Big Picture Mode
Industry issues given the widescreen treatment
Nathan Brown on the inevitable suspicion surrounding embargoes
When our copy of Wolfenstein: The New Order arrived in the post for review, it came with a bulletpointed list of instructions. This included limitations on video capture, requests not to live stream the game and to deactivate its activity settings on PS4, plus the timing of the review embargo. It’s standard stuff in an era when even a game’s Achievements are considered spoilers by some, and we’re used to it. Punters, however, aren’t, and I felt for the forum user whose online order of
Wolfenstein turned up a couple of days early, before the embargo had lifted. Mindful of how many of his fellow posters were on the fence about the game, and with the review embargo yet to lift, he hit the Share button on his Dual-Shock 4 and started streaming. Within a couple of hours, his Twitch account had been suspended. He’d broken an embargo to which he had never agreed.
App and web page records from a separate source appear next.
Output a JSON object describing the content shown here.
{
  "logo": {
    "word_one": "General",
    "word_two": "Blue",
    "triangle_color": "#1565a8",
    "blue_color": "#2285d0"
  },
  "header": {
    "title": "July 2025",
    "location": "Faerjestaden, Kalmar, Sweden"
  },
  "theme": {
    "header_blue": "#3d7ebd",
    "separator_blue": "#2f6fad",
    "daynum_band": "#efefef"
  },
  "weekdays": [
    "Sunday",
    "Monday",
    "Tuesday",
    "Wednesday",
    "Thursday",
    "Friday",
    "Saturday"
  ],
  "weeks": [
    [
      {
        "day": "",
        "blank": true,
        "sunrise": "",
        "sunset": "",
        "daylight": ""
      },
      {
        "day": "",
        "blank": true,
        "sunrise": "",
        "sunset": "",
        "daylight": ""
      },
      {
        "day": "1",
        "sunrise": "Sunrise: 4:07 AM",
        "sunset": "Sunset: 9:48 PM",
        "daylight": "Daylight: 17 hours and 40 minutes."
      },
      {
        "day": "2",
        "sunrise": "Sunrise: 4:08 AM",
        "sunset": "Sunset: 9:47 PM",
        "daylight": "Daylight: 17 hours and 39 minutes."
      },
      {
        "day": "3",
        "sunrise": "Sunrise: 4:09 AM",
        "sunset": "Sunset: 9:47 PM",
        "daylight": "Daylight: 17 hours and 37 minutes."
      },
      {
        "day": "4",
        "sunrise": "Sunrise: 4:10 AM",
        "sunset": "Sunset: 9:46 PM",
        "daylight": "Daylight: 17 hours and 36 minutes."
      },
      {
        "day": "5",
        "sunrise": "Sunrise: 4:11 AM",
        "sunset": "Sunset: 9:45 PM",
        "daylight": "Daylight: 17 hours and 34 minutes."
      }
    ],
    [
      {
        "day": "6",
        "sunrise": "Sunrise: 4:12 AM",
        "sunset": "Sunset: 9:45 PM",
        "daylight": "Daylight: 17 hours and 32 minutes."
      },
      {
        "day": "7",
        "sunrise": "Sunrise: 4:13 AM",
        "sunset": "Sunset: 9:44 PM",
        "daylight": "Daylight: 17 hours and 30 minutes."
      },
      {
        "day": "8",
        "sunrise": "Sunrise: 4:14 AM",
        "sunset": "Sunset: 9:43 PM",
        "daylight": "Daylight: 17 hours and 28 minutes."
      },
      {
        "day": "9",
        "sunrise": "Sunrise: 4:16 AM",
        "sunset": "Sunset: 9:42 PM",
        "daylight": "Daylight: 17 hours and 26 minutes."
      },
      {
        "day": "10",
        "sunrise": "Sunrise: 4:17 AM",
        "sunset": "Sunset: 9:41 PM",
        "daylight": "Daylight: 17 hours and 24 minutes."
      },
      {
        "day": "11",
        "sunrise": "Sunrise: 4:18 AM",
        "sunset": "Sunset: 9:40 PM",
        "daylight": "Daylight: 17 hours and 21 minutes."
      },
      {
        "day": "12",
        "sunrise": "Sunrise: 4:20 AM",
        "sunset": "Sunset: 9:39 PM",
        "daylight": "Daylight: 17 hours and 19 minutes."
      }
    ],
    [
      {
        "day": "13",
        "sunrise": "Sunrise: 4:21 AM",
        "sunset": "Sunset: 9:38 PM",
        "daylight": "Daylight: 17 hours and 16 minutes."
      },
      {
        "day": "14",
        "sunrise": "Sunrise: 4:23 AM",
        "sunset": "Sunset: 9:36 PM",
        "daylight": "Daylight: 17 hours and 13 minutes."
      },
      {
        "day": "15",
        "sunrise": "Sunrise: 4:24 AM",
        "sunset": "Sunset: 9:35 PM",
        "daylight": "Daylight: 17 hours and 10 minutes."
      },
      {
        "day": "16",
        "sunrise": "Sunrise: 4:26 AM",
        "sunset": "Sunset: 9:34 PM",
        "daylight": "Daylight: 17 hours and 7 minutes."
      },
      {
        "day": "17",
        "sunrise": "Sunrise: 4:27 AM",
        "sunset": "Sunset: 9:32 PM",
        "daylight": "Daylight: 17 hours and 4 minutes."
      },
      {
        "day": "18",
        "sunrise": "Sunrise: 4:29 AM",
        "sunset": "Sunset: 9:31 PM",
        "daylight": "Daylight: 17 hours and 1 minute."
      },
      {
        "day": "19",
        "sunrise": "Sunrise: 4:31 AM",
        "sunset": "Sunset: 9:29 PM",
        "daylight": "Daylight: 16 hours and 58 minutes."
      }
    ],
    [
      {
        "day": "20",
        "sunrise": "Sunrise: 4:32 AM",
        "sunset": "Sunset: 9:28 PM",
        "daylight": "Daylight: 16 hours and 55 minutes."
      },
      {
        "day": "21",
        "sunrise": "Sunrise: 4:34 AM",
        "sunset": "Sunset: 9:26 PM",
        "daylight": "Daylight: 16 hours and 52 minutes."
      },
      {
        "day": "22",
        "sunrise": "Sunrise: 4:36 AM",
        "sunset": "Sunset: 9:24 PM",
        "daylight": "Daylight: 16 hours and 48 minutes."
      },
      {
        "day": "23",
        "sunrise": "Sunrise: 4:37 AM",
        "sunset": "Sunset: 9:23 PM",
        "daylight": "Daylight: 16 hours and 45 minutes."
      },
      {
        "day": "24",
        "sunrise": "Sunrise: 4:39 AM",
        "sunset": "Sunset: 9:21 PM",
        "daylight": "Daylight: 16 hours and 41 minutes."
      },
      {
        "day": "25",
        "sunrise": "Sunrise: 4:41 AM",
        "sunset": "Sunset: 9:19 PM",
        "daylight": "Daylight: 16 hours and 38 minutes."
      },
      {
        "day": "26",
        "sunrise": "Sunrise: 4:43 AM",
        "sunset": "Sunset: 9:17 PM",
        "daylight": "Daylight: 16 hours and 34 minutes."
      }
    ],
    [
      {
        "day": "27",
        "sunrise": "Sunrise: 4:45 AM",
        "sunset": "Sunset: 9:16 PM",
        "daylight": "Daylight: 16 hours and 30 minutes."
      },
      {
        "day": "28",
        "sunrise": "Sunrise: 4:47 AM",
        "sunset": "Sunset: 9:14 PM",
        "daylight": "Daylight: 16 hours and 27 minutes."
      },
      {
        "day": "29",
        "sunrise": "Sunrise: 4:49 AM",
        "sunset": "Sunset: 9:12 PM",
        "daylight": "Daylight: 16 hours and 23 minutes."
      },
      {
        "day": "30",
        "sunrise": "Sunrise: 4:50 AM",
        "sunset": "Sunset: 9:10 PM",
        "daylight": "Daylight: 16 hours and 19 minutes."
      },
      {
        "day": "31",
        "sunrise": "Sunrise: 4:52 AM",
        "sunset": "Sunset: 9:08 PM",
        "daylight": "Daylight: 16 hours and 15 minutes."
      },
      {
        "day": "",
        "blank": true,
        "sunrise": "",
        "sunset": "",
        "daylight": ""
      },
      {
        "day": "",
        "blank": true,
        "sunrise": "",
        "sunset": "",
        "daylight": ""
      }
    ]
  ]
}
This is a new low. It needlessly punishes a player who bought the game in good faith. It undermines the online retailers whose reputations have been built on getting games into eager players’ hands a day or two before release. And most of all, it harms the game, serving only to put off the potential players who are already suspicious enough of the embargo’s timing. They’re shutting down streams now? It must be terrible.
Whenever a big new release has an 11th-hour embargo, it is immediately assumed the game is going to be rough, that publishers are trying to withhold the truth about its quality until it is too late to cancel your preorder. That might be true in some cases, but embargoes are designed to serve more than just corporate cover-ups. Ensuring that all the outlets sent early code are working to the same deadline means none of them can rush up a review for the sake of being first and getting all that sweet Internet traffic. That, in turn, protects players from basing a purchasing decision on a halfformed critique. And for publishers, it’s not just about burying bad news until it’s too late
The culture of mistrust between player and publisher is only going to worsen until someone comes up with a solution
to matter, but also guaranteeing a broad media presence that reminds the less engaged that a game exists and is now on shelves.
Release-day embargoes do, however, reinforce the belief that the gaming press is simply another cog in the big publishers’ marketing machine – that we are too scared of being denied future access and advertising spend to disobey them. Open any forum thread discussing a game’s review scores and you’ll find people claiming they no longer trust the press, and put more stock in fellow posters’ impressions than those of a bent so-called ‘journalist’. Yet that doesn’t work either, and Watch
Dogs is a fine recent example of why. Through a combination of PC piracy, high-street indies willing to break street date for a sale and online retailers, social media was awash with impressions of the game several days before the review embargo lifted. Naturally, they were all over the place. My favourite was the fellow who posted one night to say it was dreadful, the next morning to say it was at best a six out of ten, and then was back later that evening to say he’d been playing it all day and was rather enjoying himself. What is the fellow potential buyer whose mouse is hovering over the ‘Cancel preorder’ button on Amazon supposed to do with that? Ubisoft’s botched marketing of Watch
Dogs has been fascinating anyway. There was the 11th-hour delay, announced so late that it prompted accusations of being deliberately withheld until players couldn’t cancel the PS4 hardware bundle they’d preordered; the graphical downgrade from the game’s announcement at E3 2012; and the nowinfamous Paris preview event where attendees were sent away with assets stored on Google Nexus 7s. All gave the suspicious still more grounds to believe Ubisoft was sitting on a stinker. A review embargo timed to lift at a minute past midnight (on the US West Coast, of course) on the day of release only made matters worse.
In an era of digital releases and day-one patches, developers are working on games until much closer to launch than in the halcyon days where finished games shipped on discs. As such, review code is going out later and later. Meanwhile, players are being asked to commit to a purchase earlier than ever. There’s no easy answer, but the culture of mistrust between player and publisher is only going to worsen until someone comes up with a solution. No longer punishing your paying customers with account bans seems like a logical place to start. Nathan Brown is Edge’s games editor. All opinions expressed are embargoed until 00:01 PST on July 3, 2014